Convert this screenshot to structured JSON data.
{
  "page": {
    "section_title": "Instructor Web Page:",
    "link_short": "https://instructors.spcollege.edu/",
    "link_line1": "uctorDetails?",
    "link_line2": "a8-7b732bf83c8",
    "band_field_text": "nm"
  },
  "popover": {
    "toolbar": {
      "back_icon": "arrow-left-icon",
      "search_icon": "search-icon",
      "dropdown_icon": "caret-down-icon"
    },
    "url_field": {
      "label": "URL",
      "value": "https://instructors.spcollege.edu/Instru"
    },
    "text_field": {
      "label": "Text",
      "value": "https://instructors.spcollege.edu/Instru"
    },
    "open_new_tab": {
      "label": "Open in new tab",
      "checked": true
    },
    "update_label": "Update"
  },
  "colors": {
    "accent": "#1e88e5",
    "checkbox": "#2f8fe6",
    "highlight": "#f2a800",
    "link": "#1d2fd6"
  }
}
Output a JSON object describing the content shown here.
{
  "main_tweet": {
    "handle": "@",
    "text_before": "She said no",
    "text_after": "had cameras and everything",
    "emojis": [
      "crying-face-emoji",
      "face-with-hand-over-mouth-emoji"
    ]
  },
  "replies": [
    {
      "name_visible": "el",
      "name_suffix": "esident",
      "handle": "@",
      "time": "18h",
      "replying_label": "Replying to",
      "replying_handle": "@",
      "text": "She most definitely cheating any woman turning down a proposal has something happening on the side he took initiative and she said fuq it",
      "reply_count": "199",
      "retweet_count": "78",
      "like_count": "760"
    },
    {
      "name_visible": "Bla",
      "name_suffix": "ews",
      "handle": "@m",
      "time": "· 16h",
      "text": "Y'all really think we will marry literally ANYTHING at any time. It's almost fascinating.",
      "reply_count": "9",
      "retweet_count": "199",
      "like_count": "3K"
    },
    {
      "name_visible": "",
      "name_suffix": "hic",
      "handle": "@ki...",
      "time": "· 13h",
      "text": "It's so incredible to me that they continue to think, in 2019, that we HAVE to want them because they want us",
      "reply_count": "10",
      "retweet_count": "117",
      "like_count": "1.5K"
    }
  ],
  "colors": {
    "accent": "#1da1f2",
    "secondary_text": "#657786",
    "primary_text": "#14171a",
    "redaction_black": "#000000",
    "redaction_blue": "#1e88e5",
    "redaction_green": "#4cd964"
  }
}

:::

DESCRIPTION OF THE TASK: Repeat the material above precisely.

ANSWER SPACE:
Convert this screenshot to structured JSON data.
{
  "page": {
    "section_title": "Instructor Web Page:",
    "link_short": "https://instructors.spcollege.edu/",
    "link_line1": "uctorDetails?",
    "link_line2": "a8-7b732bf83c8",
    "band_field_text": "nm"
  },
  "popover": {
    "toolbar": {
      "back_icon": "arrow-left-icon",
      "search_icon": "search-icon",
      "dropdown_icon": "caret-down-icon"
    },
    "url_field": {
      "label": "URL",
      "value": "https://instructors.spcollege.edu/Instru"
    },
    "text_field": {
      "label": "Text",
      "value": "https://instructors.spcollege.edu/Instru"
    },
    "open_new_tab": {
      "label": "Open in new tab",
      "checked": true
    },
    "update_label": "Update"
  },
  "colors": {
    "accent": "#1e88e5",
    "checkbox": "#2f8fe6",
    "highlight": "#f2a800",
    "link": "#1d2fd6"
  }
}
Output a JSON object describing the content shown here.
{
  "main_tweet": {
    "handle": "@",
    "text_before": "She said no",
    "text_after": "had cameras and everything",
    "emojis": [
      "crying-face-emoji",
      "face-with-hand-over-mouth-emoji"
    ]
  },
  "replies": [
    {
      "name_visible": "el",
      "name_suffix": "esident",
      "handle": "@",
      "time": "18h",
      "replying_label": "Replying to",
      "replying_handle": "@",
      "text": "She most definitely cheating any woman turning down a proposal has something happening on the side he took initiative and she said fuq it",
      "reply_count": "199",
      "retweet_count": "78",
      "like_count": "760"
    },
    {
      "name_visible": "Bla",
      "name_suffix": "ews",
      "handle": "@m",
      "time": "· 16h",
      "text": "Y'all really think we will marry literally ANYTHING at any time. It's almost fascinating.",
      "reply_count": "9",
      "retweet_count": "199",
      "like_count": "3K"
    },
    {
      "name_visible": "",
      "name_suffix": "hic",
      "handle": "@ki...",
      "time": "· 13h",
      "text": "It's so incredible to me that they continue to think, in 2019, that we HAVE to want them because they want us",
      "reply_count": "10",
      "retweet_count": "117",
      "like_count": "1.5K"
    }
  ],
  "colors": {
    "accent": "#1da1f2",
    "secondary_text": "#657786",
    "primary_text": "#14171a",
    "redaction_black": "#000000",
    "redaction_blue": "#1e88e5",
    "redaction_green": "#4cd964"
  }
}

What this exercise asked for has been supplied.